Wednesday, August 28, 2013

Was Martin Luther King a force for good?

Jackson, WY: I'm not usually considered a heretic.  I tend to speak in churches that occupy the middle ground between handling snakes, on the one hand, and holding Indian dances to the Earth Mother, on the other.  Even the most hard-core Darwinists have had to stretch to find traces of scientific blasphemy in the cautious questions I raised about pure materialistic evolution, in The Truth Behind the New Atheism

I also try to write mostly on topics I know something about.  

But today, of all days, in admitted ignorance and uncertainty, let me pose what may be the ultimate heretical question in modern America: did Martin Luther King really do America good?  Or did he harm the country more than he helped it? 

I hear the cries of protest already.  King lived out the Gospel more clearly and persuasively than ten thousand brill-creamed Baptist preachers!  He faced police dogs and water hoses, without raising his hands in violence!  He channeled a movement that could easily have descended into brutality and violence, with a rod like Moses, a papyrus scroll with the Sermon on the Mount written in hot red ink upon it.

No wonder Martin Luther King Day is a federal holiday, when "Presidents Day" is almost forgotten!  No wonder my own home county, King, one of the nation's largest, is now renamed in honor of Martin Luther King, rather than for an obscure vice president, even as vice presidents go. 

But I am wondering: does it do a child more harm, to be raised as a minority in a society that discriminates against him or her?  Or to be raised without knowing his or her Daddy? 

Bill O'Reilly was on the tube Monday, yacking about how terrible it is that most black children now are born out of wedlock.  He went on and on about how horrified Martin Luther King would be, and asked if black leaders would have the guts to bring this crisis up at the 50th anniversary of King's famous speech.

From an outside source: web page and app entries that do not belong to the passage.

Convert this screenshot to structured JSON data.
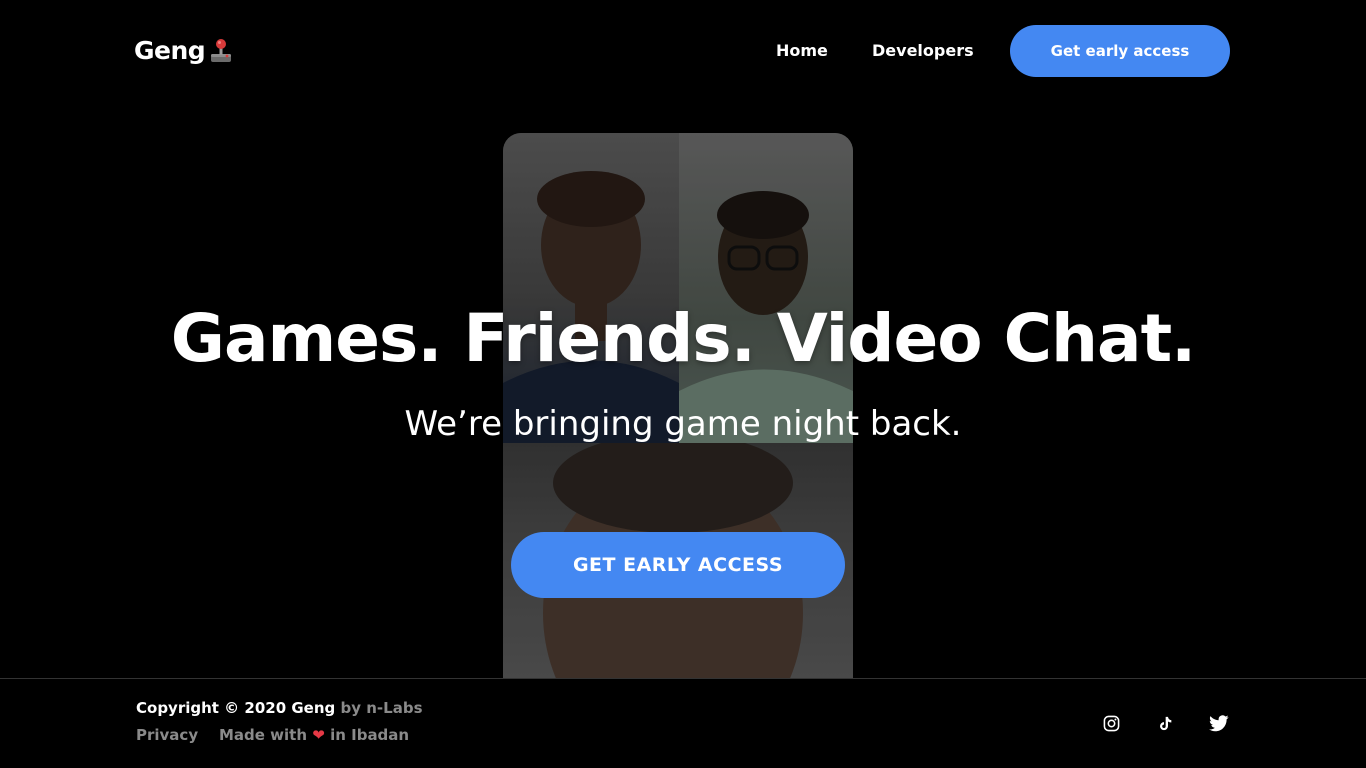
{
  "header": {
    "logo_text": "Geng",
    "logo_icon": "joystick-icon",
    "nav": [
      "Home",
      "Developers"
    ],
    "cta_label": "Get early access"
  },
  "hero": {
    "headline": "Games. Friends. Video Chat.",
    "subhead": "We’re bringing game night back.",
    "cta_label": "GET EARLY ACCESS"
  },
  "footer": {
    "copyright": "Copyright © 2020 Geng",
    "by": "by n-Labs",
    "privacy": "Privacy",
    "made_prefix": "Made with",
    "made_suffix": "in Ibadan",
    "heart_glyph": "❤",
    "social": [
      "instagram-icon",
      "tiktok-icon",
      "twitter-icon"
    ]
  },
  "colors": {
    "background": "#000000",
    "accent": "#4488f2",
    "muted_text": "#8a8a8a",
    "heart": "#e63946"
  }
}
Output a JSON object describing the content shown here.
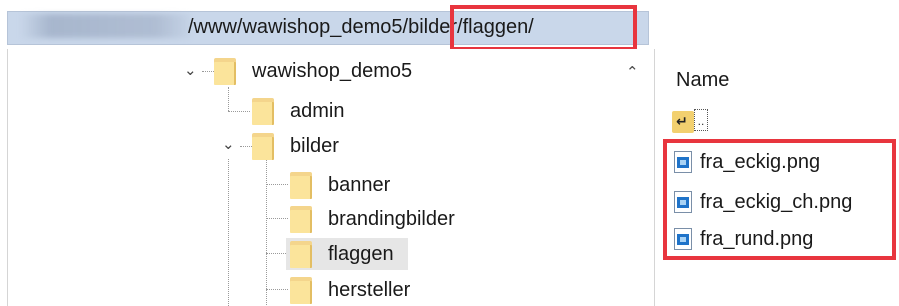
{
  "path_bar": {
    "visible_path": "/www/wawishop_demo5/bilder/flaggen/"
  },
  "tree": {
    "items": [
      {
        "label": "wawishop_demo5",
        "expanded": true
      },
      {
        "label": "admin"
      },
      {
        "label": "bilder",
        "expanded": true
      },
      {
        "label": "banner"
      },
      {
        "label": "brandingbilder"
      },
      {
        "label": "flaggen",
        "selected": true
      },
      {
        "label": "hersteller"
      }
    ]
  },
  "file_list": {
    "column_header": "Name",
    "up_item": "..",
    "files": [
      {
        "name": "fra_eckig.png",
        "icon": "png-image-icon"
      },
      {
        "name": "fra_eckig_ch.png",
        "icon": "png-image-icon"
      },
      {
        "name": "fra_rund.png",
        "icon": "png-image-icon"
      }
    ]
  },
  "colors": {
    "highlight": "#e8353e",
    "path_bar_bg": "#c9d7ea",
    "folder": "#fbe49b",
    "selection": "#e6e6e6"
  }
}
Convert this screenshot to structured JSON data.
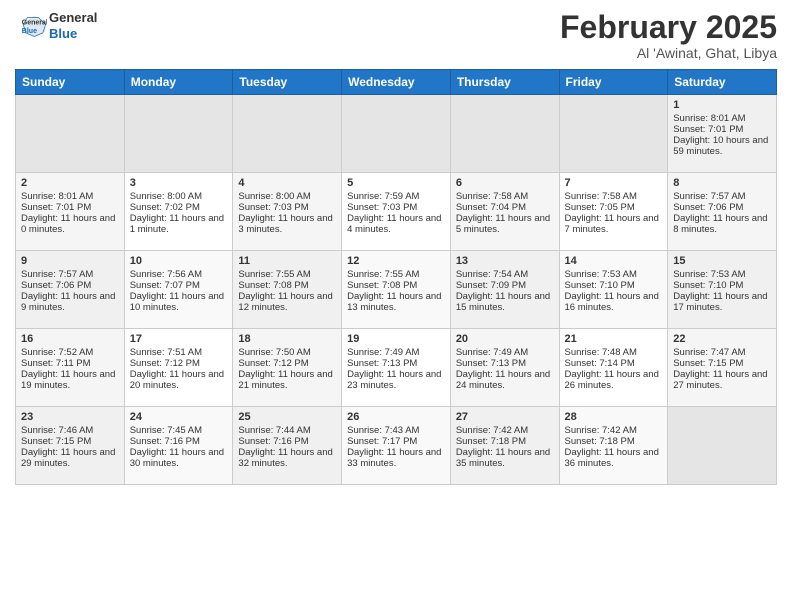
{
  "logo": {
    "general": "General",
    "blue": "Blue"
  },
  "title": "February 2025",
  "subtitle": "Al 'Awinat, Ghat, Libya",
  "headers": [
    "Sunday",
    "Monday",
    "Tuesday",
    "Wednesday",
    "Thursday",
    "Friday",
    "Saturday"
  ],
  "weeks": [
    [
      {
        "day": "",
        "empty": true
      },
      {
        "day": "",
        "empty": true
      },
      {
        "day": "",
        "empty": true
      },
      {
        "day": "",
        "empty": true
      },
      {
        "day": "",
        "empty": true
      },
      {
        "day": "",
        "empty": true
      },
      {
        "day": "1",
        "sunrise": "Sunrise: 8:01 AM",
        "sunset": "Sunset: 7:01 PM",
        "daylight": "Daylight: 10 hours and 59 minutes."
      }
    ],
    [
      {
        "day": "2",
        "sunrise": "Sunrise: 8:01 AM",
        "sunset": "Sunset: 7:01 PM",
        "daylight": "Daylight: 11 hours and 0 minutes."
      },
      {
        "day": "3",
        "sunrise": "Sunrise: 8:00 AM",
        "sunset": "Sunset: 7:02 PM",
        "daylight": "Daylight: 11 hours and 1 minute."
      },
      {
        "day": "4",
        "sunrise": "Sunrise: 8:00 AM",
        "sunset": "Sunset: 7:03 PM",
        "daylight": "Daylight: 11 hours and 3 minutes."
      },
      {
        "day": "5",
        "sunrise": "Sunrise: 7:59 AM",
        "sunset": "Sunset: 7:03 PM",
        "daylight": "Daylight: 11 hours and 4 minutes."
      },
      {
        "day": "6",
        "sunrise": "Sunrise: 7:58 AM",
        "sunset": "Sunset: 7:04 PM",
        "daylight": "Daylight: 11 hours and 5 minutes."
      },
      {
        "day": "7",
        "sunrise": "Sunrise: 7:58 AM",
        "sunset": "Sunset: 7:05 PM",
        "daylight": "Daylight: 11 hours and 7 minutes."
      },
      {
        "day": "8",
        "sunrise": "Sunrise: 7:57 AM",
        "sunset": "Sunset: 7:06 PM",
        "daylight": "Daylight: 11 hours and 8 minutes."
      }
    ],
    [
      {
        "day": "9",
        "sunrise": "Sunrise: 7:57 AM",
        "sunset": "Sunset: 7:06 PM",
        "daylight": "Daylight: 11 hours and 9 minutes."
      },
      {
        "day": "10",
        "sunrise": "Sunrise: 7:56 AM",
        "sunset": "Sunset: 7:07 PM",
        "daylight": "Daylight: 11 hours and 10 minutes."
      },
      {
        "day": "11",
        "sunrise": "Sunrise: 7:55 AM",
        "sunset": "Sunset: 7:08 PM",
        "daylight": "Daylight: 11 hours and 12 minutes."
      },
      {
        "day": "12",
        "sunrise": "Sunrise: 7:55 AM",
        "sunset": "Sunset: 7:08 PM",
        "daylight": "Daylight: 11 hours and 13 minutes."
      },
      {
        "day": "13",
        "sunrise": "Sunrise: 7:54 AM",
        "sunset": "Sunset: 7:09 PM",
        "daylight": "Daylight: 11 hours and 15 minutes."
      },
      {
        "day": "14",
        "sunrise": "Sunrise: 7:53 AM",
        "sunset": "Sunset: 7:10 PM",
        "daylight": "Daylight: 11 hours and 16 minutes."
      },
      {
        "day": "15",
        "sunrise": "Sunrise: 7:53 AM",
        "sunset": "Sunset: 7:10 PM",
        "daylight": "Daylight: 11 hours and 17 minutes."
      }
    ],
    [
      {
        "day": "16",
        "sunrise": "Sunrise: 7:52 AM",
        "sunset": "Sunset: 7:11 PM",
        "daylight": "Daylight: 11 hours and 19 minutes."
      },
      {
        "day": "17",
        "sunrise": "Sunrise: 7:51 AM",
        "sunset": "Sunset: 7:12 PM",
        "daylight": "Daylight: 11 hours and 20 minutes."
      },
      {
        "day": "18",
        "sunrise": "Sunrise: 7:50 AM",
        "sunset": "Sunset: 7:12 PM",
        "daylight": "Daylight: 11 hours and 21 minutes."
      },
      {
        "day": "19",
        "sunrise": "Sunrise: 7:49 AM",
        "sunset": "Sunset: 7:13 PM",
        "daylight": "Daylight: 11 hours and 23 minutes."
      },
      {
        "day": "20",
        "sunrise": "Sunrise: 7:49 AM",
        "sunset": "Sunset: 7:13 PM",
        "daylight": "Daylight: 11 hours and 24 minutes."
      },
      {
        "day": "21",
        "sunrise": "Sunrise: 7:48 AM",
        "sunset": "Sunset: 7:14 PM",
        "daylight": "Daylight: 11 hours and 26 minutes."
      },
      {
        "day": "22",
        "sunrise": "Sunrise: 7:47 AM",
        "sunset": "Sunset: 7:15 PM",
        "daylight": "Daylight: 11 hours and 27 minutes."
      }
    ],
    [
      {
        "day": "23",
        "sunrise": "Sunrise: 7:46 AM",
        "sunset": "Sunset: 7:15 PM",
        "daylight": "Daylight: 11 hours and 29 minutes."
      },
      {
        "day": "24",
        "sunrise": "Sunrise: 7:45 AM",
        "sunset": "Sunset: 7:16 PM",
        "daylight": "Daylight: 11 hours and 30 minutes."
      },
      {
        "day": "25",
        "sunrise": "Sunrise: 7:44 AM",
        "sunset": "Sunset: 7:16 PM",
        "daylight": "Daylight: 11 hours and 32 minutes."
      },
      {
        "day": "26",
        "sunrise": "Sunrise: 7:43 AM",
        "sunset": "Sunset: 7:17 PM",
        "daylight": "Daylight: 11 hours and 33 minutes."
      },
      {
        "day": "27",
        "sunrise": "Sunrise: 7:42 AM",
        "sunset": "Sunset: 7:18 PM",
        "daylight": "Daylight: 11 hours and 35 minutes."
      },
      {
        "day": "28",
        "sunrise": "Sunrise: 7:42 AM",
        "sunset": "Sunset: 7:18 PM",
        "daylight": "Daylight: 11 hours and 36 minutes."
      },
      {
        "day": "",
        "empty": true
      }
    ]
  ]
}
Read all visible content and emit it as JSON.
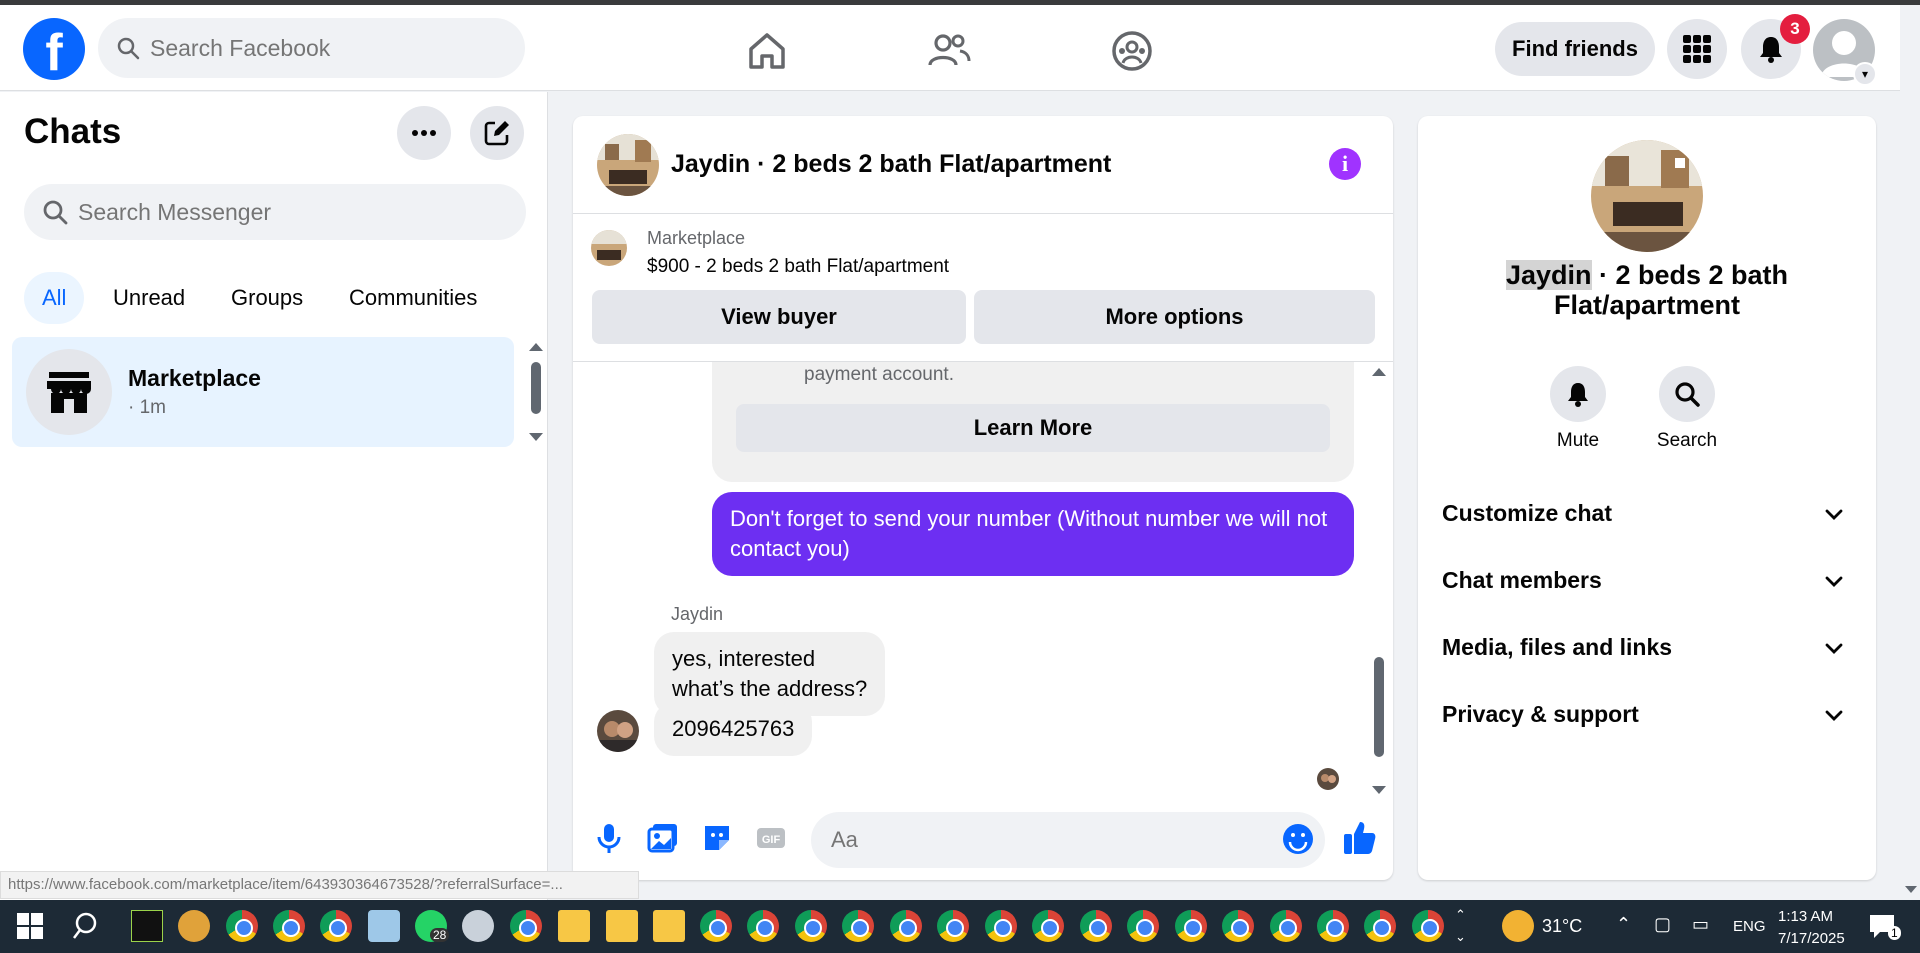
{
  "header": {
    "search_placeholder": "Search Facebook",
    "find_friends": "Find friends",
    "notification_count": "3",
    "brand_color": "#0866ff"
  },
  "left": {
    "title": "Chats",
    "search_placeholder": "Search Messenger",
    "filters": [
      "All",
      "Unread",
      "Groups",
      "Communities"
    ],
    "active_filter": "All",
    "chat": {
      "name": "Marketplace",
      "sub": "· 1m"
    }
  },
  "conversation": {
    "title": "Jaydin · 2 beds 2 bath Flat/apartment",
    "marketplace_label": "Marketplace",
    "listing": "$900 - 2 beds 2 bath Flat/apartment",
    "view_buyer": "View buyer",
    "more_options": "More options",
    "notice_text": "payment account.",
    "learn_more": "Learn More",
    "outgoing": "Don't forget to send your number (Without number we will not contact you)",
    "sender": "Jaydin",
    "incoming_1": "yes, interested\nwhat’s the address?",
    "incoming_2": "2096425763",
    "composer_placeholder": "Aa",
    "accent": "#6d2ff2"
  },
  "right": {
    "name_highlight": "Jaydin",
    "title_rest": " · 2 beds 2 bath Flat/apartment",
    "mute": "Mute",
    "search": "Search",
    "sections": [
      "Customize chat",
      "Chat members",
      "Media, files and links",
      "Privacy & support"
    ]
  },
  "status_url": "https://www.facebook.com/marketplace/item/643930364673528/?referralSurface=...",
  "taskbar": {
    "temperature": "31°C",
    "language": "ENG",
    "time": "1:13 AM",
    "date": "7/17/2025",
    "whatsapp_badge": "28",
    "notif_badge": "1"
  }
}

Are you kidding?

King stayed with his wife and children, more or less, true.  But how many other children did he sire?  Whom did they call "Daddy?"

And what are the effects of that example?

For my money, even if he was an infidel and a rabble-rouser, I have to say I think I like Malcolm X better.  I am not even sure, for all his phenomenal virtues, that Martin Luther King's impact on modern America is more for good than for ill. 

OK, bring out the tar and feathers.  


Anonymous said...

I think you're off here. King is known and revered for his passionate advocacy of righteous racial ideals. He is not generally thought of for his infidelities, and certainly not as an advocate of such. Indeed, the fact that O'Reilly was apparently unaware of his infidelities just goes to prove that point. I myself was unaware that he fathered any illegitimate children until you mentioned it.

There's a difference between sinning and promoting sin. The teenager who hides a Playboy under his bed is clearly in a different category than Hugh Hefner. You would need to point to evidence that King's transgressions played a significant part in normalizing having children out of wedlock. I see plenty of evidence that the sexual revolution, misguided welfare policies, etc., contributed to the breakdown of the black family, and precious little to suggest that King's behavior did. And of course, even if such evidence did exist, you'd need to show that the effect was so large that it outweighed the (by most accounts) great amount of good he did.

Crude said...

For my money, even if he was an infidel and a rabble-rouser, I have to say I think I like Malcolm X better. I am not even sure, for all his phenomenal virtues, that Martin Luther King's impact on modern America is more for good than for ill.

I admire your guts in simply saying this, regardless of whether or not I or anyone agrees with you.

Unknown said...

SGC: Some good points. But in neither case am I claiming King was a necessary cause of the change -- no doubt, desegregation would have occurred without him, too. And I am not offering a "proof," as you seem to require, I am pondering about possible influences and offering my own opinions. A man's actions do often speak louder than his words: why should we assume King's example allowed exactly no one else to justify doing likewise?

O'Reilly is, I am sure, well aware of King's infidelities, which are common knowledge -- he was just singing from the choir book in the pew, without thinking.

Unknown said...

Crude: Fortunately, I am protected by a firewall of obscurity. :- )

Marc said...

Hello David,

I'd have a small remark to begin with:

"I focus on and substantiate twelve errors made by JS scholars: assuming miracles cannot occur,"

Would it not be more fair to say that the JS believe miracles are EXTREMELY unlikely?

"Finally Celsus gets one right. He fails to understand the reason, though. I'm not an inerracist. I just don't care that much if, like every other historian in the ancient or modern world, Matthew made a mistake.

The real question, of course, is why silly skeptics like Celsus are so obsessed about that story. And the answer, apparently, is that they are fundamentalists: they think that if one dubious claim can be discovered in the Bible, the whole thing will collapse. Sorry, but historians don't think that way. "

I applaud you for this concise summary, this sums up very well the approach of most folks at DebunkingChristianity.

Kind regards from Europe.

Lothar’s son – Lothars Sohn